Viewing US engagement with Africa through the lens of competition with a strategic rival is also likely to generate bad outcomes for Africans themselves. This was the approach taken during the Cold War, to rather devastating effect—militarizing relations with the continent tended to stifle democratization, slow development, and turn local conflicts into proxy wars. It also led to egregious moral compromises– from apartheid South Africa to Mobutu Sese Seko’s Zaire, the fear of Soviet influence led US policymakers to lend extensive support to some of Africa’s most repressive regimes.
This doesn’t mean the US should turn its back on Africa. Diplomatic linkages should be nurtured and expanded, as should economic partnerships and investment. In terms of demographic and economic growth, Africa is poised to be most dynamic continent for the rest of the 21st century, and a strong relationship will be crucial for the United States. But as the French experience in the Sahel shows, militarizing that relationship is unlikely to yield positive results. Ultimately, Africa’s security problems must be solved by Africans themselves.
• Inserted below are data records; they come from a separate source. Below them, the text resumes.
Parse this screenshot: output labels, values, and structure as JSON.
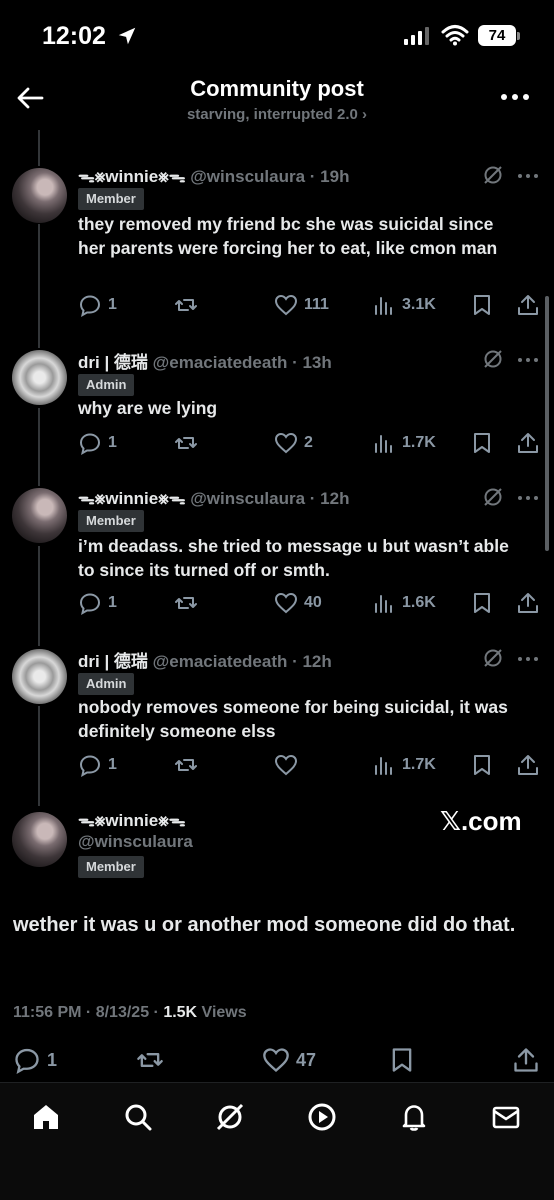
{
  "status_bar": {
    "time": "12:02",
    "battery": "74"
  },
  "header": {
    "title": "Community post",
    "subtitle": "starving, interrupted 2.0 ›"
  },
  "replies": [
    {
      "name": "ᯓ⨳winnie⨳ᯓ",
      "handle": "@winsculaura · 19h",
      "badge": "Member",
      "text": "they removed my friend bc she was suicidal since her parents were forcing her to eat, like cmon man",
      "replies": "1",
      "reposts": "",
      "likes": "111",
      "views": "3.1K"
    },
    {
      "name": "dri | 德瑞",
      "handle": "@emaciatedeath · 13h",
      "badge": "Admin",
      "text": "why are we lying",
      "replies": "1",
      "reposts": "",
      "likes": "2",
      "views": "1.7K"
    },
    {
      "name": "ᯓ⨳winnie⨳ᯓ",
      "handle": "@winsculaura · 12h",
      "badge": "Member",
      "text": "i’m deadass. she tried to message u but wasn’t able to since its turned off or smth.",
      "replies": "1",
      "reposts": "",
      "likes": "40",
      "views": "1.6K"
    },
    {
      "name": "dri | 德瑞",
      "handle": "@emaciatedeath · 12h",
      "badge": "Admin",
      "text": "nobody removes someone for being suicidal, it was definitely someone elss",
      "replies": "1",
      "reposts": "",
      "likes": "",
      "views": "1.7K"
    }
  ],
  "main_post": {
    "name": "ᯓ⨳winnie⨳ᯓ",
    "handle": "@winsculaura",
    "badge": "Member",
    "watermark": "𝕏.com",
    "text": "wether it was u or another mod someone did do that.",
    "time": "11:56 PM · 8/13/25 · ",
    "views_count": "1.5K",
    "views_label": " Views",
    "replies": "1",
    "likes": "47"
  },
  "nav": [
    "home-icon",
    "search-icon",
    "grok-icon",
    "video-icon",
    "notifications-icon",
    "messages-icon"
  ]
}
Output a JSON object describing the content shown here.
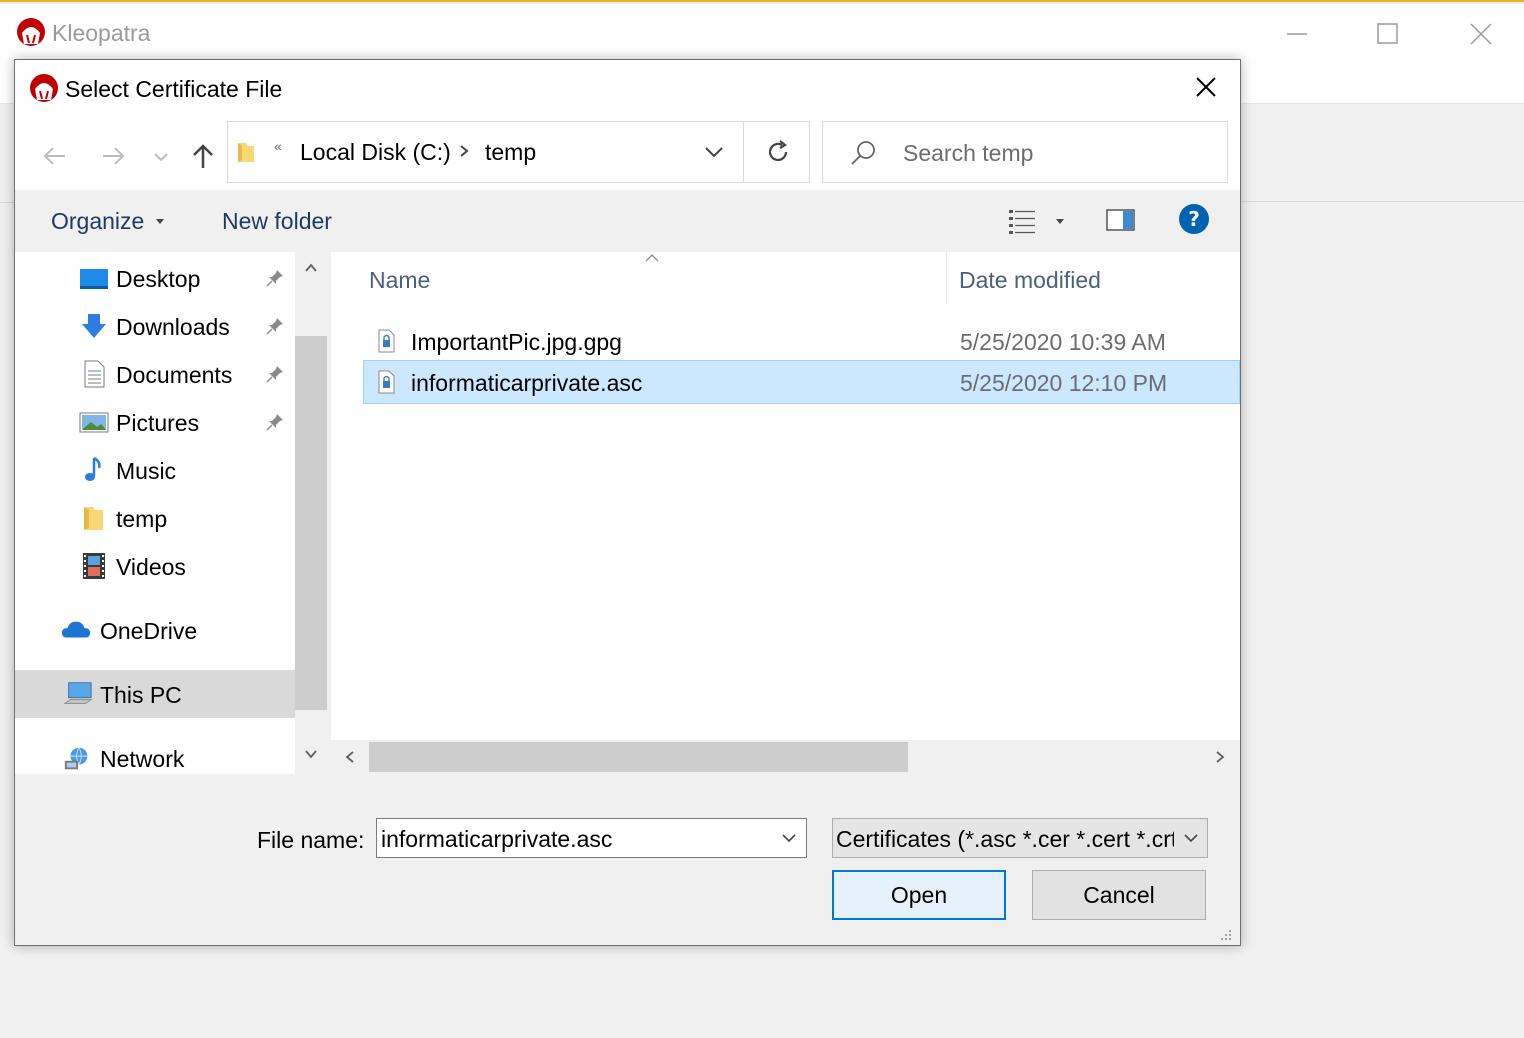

Luke Nicastro is a defense analyst and fellow with Defense Priorities. Nicastro is an analyst for the Department of the Navy, focusing on international cooperative programs. His writing has appeared in The Hill, Real Clear Defense, and The American Conservative, among other outlets. He holds an MA in International Relations from the University of Chicago and a BA in History from the College of William & Mary.